This lab’s main line of research at present focuses on the understanding of natural selection and adaptation in humans and primates through the comparative analysis of genomes. Its purpose is to understand complex adaptations through genome-wide analyses of the footprints that natural selection has left in genomes and attempt to place selection in a functional molecular framework of molecular pathways. The Evolutionary Systems Biology Lab is studying differential adaptation among human populations, including several African populations, Roma (as compared to Romanians and Indians) and in Chimpanzees. It has launched a project with the analysis of the haploid sequences of several individuals from all known groups of Southeast Asian pygmies.
Other websites: Bertranpetit Lab
Luisi, P.; Alvarez-Ponce, D.; Pybus, M.; Fares, M. A.; Bertranpetit, J.; Laayouni, H. 2015. Recent Positive Selection Has Acted on Genes Encoding Proteins with More Interactions within the Whole Human Interactome. Genome Biology and Evolution 7(4): 1141-1154.
Gineau, L. Luisi, P.; Castelli, E. C.;[4 authors]; Laayouni, H.; Moreau, P.; Donadi, E. A.; Garcia, A.; Sabbagh, A. 2015. Balancing immunity and tolerance: genetic footprint of natural selection in the transcriptional regulatory region of HLA-G. Genes& Immunity 16(1): 57-70.

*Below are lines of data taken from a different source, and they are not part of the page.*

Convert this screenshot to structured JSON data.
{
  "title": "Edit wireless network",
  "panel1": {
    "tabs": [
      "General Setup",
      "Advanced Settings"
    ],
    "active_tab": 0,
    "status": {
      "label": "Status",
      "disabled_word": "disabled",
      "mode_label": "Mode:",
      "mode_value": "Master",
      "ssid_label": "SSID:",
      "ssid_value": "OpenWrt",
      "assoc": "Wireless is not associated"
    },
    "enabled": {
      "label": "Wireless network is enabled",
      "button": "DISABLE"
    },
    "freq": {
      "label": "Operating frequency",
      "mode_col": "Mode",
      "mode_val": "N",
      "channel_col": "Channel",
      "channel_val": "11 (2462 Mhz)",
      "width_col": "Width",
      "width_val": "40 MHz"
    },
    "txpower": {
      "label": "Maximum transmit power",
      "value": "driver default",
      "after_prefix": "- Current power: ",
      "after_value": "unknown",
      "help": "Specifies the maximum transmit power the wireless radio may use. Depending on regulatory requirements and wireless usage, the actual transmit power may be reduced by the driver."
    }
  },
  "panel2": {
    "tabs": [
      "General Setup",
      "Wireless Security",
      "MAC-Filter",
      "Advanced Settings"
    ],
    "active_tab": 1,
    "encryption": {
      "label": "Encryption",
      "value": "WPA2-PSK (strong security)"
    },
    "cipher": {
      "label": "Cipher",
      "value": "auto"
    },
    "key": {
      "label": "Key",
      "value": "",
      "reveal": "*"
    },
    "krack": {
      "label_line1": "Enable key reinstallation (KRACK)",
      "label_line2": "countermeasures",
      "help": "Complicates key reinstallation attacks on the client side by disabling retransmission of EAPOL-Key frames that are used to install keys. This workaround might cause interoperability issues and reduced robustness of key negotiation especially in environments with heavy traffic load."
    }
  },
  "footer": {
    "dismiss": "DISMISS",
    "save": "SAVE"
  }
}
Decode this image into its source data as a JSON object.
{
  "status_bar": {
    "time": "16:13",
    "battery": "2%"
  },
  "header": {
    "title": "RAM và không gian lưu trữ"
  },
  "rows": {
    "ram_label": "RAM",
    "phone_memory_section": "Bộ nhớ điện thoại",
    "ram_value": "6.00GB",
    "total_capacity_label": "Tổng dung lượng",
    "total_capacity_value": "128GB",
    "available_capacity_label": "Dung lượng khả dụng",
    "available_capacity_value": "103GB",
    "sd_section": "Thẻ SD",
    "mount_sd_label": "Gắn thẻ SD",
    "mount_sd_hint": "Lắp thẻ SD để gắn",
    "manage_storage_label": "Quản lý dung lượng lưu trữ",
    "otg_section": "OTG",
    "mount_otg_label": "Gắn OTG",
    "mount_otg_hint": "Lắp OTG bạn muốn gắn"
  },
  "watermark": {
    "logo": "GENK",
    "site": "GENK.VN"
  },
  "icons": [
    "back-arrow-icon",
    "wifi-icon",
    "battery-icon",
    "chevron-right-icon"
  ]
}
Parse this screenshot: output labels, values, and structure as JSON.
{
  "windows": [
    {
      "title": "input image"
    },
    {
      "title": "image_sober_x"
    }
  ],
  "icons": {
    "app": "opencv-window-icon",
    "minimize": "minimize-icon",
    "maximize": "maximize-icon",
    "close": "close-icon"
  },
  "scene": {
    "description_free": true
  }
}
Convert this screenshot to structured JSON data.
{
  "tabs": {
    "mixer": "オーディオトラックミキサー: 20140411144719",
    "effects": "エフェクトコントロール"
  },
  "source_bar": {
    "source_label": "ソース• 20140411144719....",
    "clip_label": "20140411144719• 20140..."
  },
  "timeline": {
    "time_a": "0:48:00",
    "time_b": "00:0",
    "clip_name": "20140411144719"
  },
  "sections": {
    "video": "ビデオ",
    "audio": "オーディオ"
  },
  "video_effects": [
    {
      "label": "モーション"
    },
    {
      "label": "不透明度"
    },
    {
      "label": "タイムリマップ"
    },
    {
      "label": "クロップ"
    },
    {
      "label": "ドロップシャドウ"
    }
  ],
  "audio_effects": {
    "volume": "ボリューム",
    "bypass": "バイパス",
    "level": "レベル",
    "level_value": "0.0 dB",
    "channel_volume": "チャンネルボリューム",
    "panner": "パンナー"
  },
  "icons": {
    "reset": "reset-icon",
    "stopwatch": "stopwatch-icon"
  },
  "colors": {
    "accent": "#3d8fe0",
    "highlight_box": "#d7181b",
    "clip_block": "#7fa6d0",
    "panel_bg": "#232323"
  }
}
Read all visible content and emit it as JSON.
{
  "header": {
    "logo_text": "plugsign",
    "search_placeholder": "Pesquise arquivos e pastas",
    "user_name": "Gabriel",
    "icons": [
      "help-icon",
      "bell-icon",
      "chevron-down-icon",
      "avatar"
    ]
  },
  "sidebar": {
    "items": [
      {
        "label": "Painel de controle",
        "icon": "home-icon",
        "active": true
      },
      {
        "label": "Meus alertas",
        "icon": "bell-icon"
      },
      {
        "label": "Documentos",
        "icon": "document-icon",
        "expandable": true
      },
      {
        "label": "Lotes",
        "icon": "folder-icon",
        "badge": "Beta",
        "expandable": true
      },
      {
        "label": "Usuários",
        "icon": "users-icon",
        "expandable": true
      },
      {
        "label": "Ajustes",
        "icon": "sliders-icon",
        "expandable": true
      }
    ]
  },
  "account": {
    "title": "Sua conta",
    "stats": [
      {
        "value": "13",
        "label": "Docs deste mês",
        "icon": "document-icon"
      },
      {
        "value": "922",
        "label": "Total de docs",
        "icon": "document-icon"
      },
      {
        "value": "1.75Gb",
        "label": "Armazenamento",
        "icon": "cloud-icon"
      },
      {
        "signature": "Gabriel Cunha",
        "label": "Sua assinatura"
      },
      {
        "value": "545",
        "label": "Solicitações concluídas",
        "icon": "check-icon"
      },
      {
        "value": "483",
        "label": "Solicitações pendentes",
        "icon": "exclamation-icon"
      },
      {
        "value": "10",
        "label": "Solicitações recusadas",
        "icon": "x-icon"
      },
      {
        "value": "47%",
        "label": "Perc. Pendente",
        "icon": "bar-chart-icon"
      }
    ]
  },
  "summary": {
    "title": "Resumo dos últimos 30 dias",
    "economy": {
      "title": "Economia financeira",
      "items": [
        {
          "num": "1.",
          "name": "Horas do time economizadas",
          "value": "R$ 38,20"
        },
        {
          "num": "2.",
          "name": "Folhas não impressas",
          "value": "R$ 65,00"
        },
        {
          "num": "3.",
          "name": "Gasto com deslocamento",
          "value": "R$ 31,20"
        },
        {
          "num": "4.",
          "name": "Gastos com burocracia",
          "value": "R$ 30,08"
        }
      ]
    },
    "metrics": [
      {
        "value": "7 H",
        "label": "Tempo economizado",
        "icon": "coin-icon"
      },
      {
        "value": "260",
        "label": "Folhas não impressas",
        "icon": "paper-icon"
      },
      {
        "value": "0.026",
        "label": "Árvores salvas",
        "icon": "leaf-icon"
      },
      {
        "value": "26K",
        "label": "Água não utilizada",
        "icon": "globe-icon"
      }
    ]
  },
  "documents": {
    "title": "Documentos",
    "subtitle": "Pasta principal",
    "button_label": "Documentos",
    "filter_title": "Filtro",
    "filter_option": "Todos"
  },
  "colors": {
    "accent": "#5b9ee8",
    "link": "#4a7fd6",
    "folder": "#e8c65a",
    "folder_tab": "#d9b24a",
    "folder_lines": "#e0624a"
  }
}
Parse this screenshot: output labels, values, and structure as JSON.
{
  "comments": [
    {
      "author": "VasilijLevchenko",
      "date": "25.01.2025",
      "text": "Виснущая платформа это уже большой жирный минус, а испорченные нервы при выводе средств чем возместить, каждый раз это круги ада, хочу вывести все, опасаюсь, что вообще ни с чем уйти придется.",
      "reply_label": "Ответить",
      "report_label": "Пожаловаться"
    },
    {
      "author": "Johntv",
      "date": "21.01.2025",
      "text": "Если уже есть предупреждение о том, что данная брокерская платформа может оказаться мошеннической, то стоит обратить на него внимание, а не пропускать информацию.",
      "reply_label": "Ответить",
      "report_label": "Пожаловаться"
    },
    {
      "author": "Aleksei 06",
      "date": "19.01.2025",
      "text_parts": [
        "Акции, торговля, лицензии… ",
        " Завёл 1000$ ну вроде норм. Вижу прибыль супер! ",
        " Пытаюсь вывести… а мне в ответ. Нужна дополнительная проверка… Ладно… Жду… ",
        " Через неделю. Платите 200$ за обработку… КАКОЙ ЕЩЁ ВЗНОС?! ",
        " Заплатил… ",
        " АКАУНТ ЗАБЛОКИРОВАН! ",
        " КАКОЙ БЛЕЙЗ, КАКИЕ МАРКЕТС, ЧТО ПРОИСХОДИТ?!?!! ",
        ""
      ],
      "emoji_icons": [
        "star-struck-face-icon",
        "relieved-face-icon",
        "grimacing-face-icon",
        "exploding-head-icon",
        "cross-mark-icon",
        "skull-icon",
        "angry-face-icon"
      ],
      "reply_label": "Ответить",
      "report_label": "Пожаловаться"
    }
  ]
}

Dobon, B.; Hassan, H.Y.; Laayouni, H.; Luisi, P.; Ricaño-Ponce, I.; Zhernakova, A.; Wijmenga, C.; Tahir, H.; Comas, D.; Netea, M.G.; Bertranpetit, J. 2015. The genetics of East African populations: a Nilo-Saharan component in the African genetic landscape. Scientific Reports. 5.
Yamamoto, F.; Cid, E.; Yamamoto, M.; Saitou, N.; Bertranpetit, J.; and Blancher, A. 2014. An integrative evolution theory of histo-blood group ABO and related genes. Scientific Reports 4:6601.